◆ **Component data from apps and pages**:
★ ★ ★
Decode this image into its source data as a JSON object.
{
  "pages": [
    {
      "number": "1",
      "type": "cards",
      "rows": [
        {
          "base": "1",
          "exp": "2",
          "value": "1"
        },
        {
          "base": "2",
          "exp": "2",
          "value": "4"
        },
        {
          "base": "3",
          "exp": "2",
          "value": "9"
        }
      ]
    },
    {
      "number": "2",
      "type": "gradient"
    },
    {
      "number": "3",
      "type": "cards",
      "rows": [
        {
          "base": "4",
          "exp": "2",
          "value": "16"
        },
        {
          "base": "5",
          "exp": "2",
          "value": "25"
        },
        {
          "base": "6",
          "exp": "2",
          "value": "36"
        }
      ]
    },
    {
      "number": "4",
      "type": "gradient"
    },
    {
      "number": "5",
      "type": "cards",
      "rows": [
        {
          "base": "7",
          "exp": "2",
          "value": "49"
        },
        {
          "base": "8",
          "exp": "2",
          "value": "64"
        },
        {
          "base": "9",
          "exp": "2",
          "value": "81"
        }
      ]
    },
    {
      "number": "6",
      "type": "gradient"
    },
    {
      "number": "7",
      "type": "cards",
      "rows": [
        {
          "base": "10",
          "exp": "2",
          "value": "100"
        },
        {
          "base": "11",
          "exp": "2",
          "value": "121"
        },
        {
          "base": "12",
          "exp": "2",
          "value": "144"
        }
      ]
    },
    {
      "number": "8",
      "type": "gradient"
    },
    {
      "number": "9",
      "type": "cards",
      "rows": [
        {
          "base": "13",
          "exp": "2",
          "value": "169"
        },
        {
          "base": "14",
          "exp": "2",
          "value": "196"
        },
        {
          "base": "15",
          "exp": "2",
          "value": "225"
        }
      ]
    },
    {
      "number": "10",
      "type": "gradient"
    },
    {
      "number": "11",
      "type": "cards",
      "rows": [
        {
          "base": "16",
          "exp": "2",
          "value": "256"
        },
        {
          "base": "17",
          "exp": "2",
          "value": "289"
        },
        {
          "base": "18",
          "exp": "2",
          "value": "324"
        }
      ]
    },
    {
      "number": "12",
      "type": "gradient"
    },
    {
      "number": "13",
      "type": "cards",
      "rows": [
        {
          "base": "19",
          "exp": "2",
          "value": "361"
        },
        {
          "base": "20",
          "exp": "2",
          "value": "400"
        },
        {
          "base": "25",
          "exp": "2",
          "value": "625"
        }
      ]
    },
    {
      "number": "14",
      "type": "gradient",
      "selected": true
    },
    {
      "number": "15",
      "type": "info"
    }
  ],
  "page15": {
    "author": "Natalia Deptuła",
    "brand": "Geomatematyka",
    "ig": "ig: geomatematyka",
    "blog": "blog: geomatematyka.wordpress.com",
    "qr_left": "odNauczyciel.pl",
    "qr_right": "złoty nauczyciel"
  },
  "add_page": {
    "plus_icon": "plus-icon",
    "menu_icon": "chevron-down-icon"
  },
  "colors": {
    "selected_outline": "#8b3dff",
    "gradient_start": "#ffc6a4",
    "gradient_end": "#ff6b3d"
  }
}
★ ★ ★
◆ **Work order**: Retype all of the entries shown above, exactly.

◆ **Task response**:
Decode this image into its source data as a JSON object.
{
  "pages": [
    {
      "number": "1",
      "type": "cards",
      "rows": [
        {
          "base": "1",
          "exp": "2",
          "value": "1"
        },
        {
          "base": "2",
          "exp": "2",
          "value": "4"
        },
        {
          "base": "3",
          "exp": "2",
          "value": "9"
        }
      ]
    },
    {
      "number": "2",
      "type": "gradient"
    },
    {
      "number": "3",
      "type": "cards",
      "rows": [
        {
          "base": "4",
          "exp": "2",
          "value": "16"
        },
        {
          "base": "5",
          "exp": "2",
          "value": "25"
        },
        {
          "base": "6",
          "exp": "2",
          "value": "36"
        }
      ]
    },
    {
      "number": "4",
      "type": "gradient"
    },
    {
      "number": "5",
      "type": "cards",
      "rows": [
        {
          "base": "7",
          "exp": "2",
          "value": "49"
        },
        {
          "base": "8",
          "exp": "2",
          "value": "64"
        },
        {
          "base": "9",
          "exp": "2",
          "value": "81"
        }
      ]
    },
    {
      "number": "6",
      "type": "gradient"
    },
    {
      "number": "7",
      "type": "cards",
      "rows": [
        {
          "base": "10",
          "exp": "2",
          "value": "100"
        },
        {
          "base": "11",
          "exp": "2",
          "value": "121"
        },
        {
          "base": "12",
          "exp": "2",
          "value": "144"
        }
      ]
    },
    {
      "number": "8",
      "type": "gradient"
    },
    {
      "number": "9",
      "type": "cards",
      "rows": [
        {
          "base": "13",
          "exp": "2",
          "value": "169"
        },
        {
          "base": "14",
          "exp": "2",
          "value": "196"
        },
        {
          "base": "15",
          "exp": "2",
          "value": "225"
        }
      ]
    },
    {
      "number": "10",
      "type": "gradient"
    },
    {
      "number": "11",
      "type": "cards",
      "rows": [
        {
          "base": "16",
          "exp": "2",
          "value": "256"
        },
        {
          "base": "17",
          "exp": "2",
          "value": "289"
        },
        {
          "base": "18",
          "exp": "2",
          "value": "324"
        }
      ]
    },
    {
      "number": "12",
      "type": "gradient"
    },
    {
      "number": "13",
      "type": "cards",
      "rows": [
        {
          "base": "19",
          "exp": "2",
          "value": "361"
        },
        {
          "base": "20",
          "exp": "2",
          "value": "400"
        },
        {
          "base": "25",
          "exp": "2",
          "value": "625"
        }
      ]
    },
    {
      "number": "14",
      "type": "gradient",
      "selected": true
    },
    {
      "number": "15",
      "type": "info"
    }
  ],
  "page15": {
    "author": "Natalia Deptuła",
    "brand": "Geomatematyka",
    "ig": "ig: geomatematyka",
    "blog": "blog: geomatematyka.wordpress.com",
    "qr_left": "odNauczyciel.pl",
    "qr_right": "złoty nauczyciel"
  },
  "add_page": {
    "plus_icon": "plus-icon",
    "menu_icon": "chevron-down-icon"
  },
  "colors": {
    "selected_outline": "#8b3dff",
    "gradient_start": "#ffc6a4",
    "gradient_end": "#ff6b3d"
  }
}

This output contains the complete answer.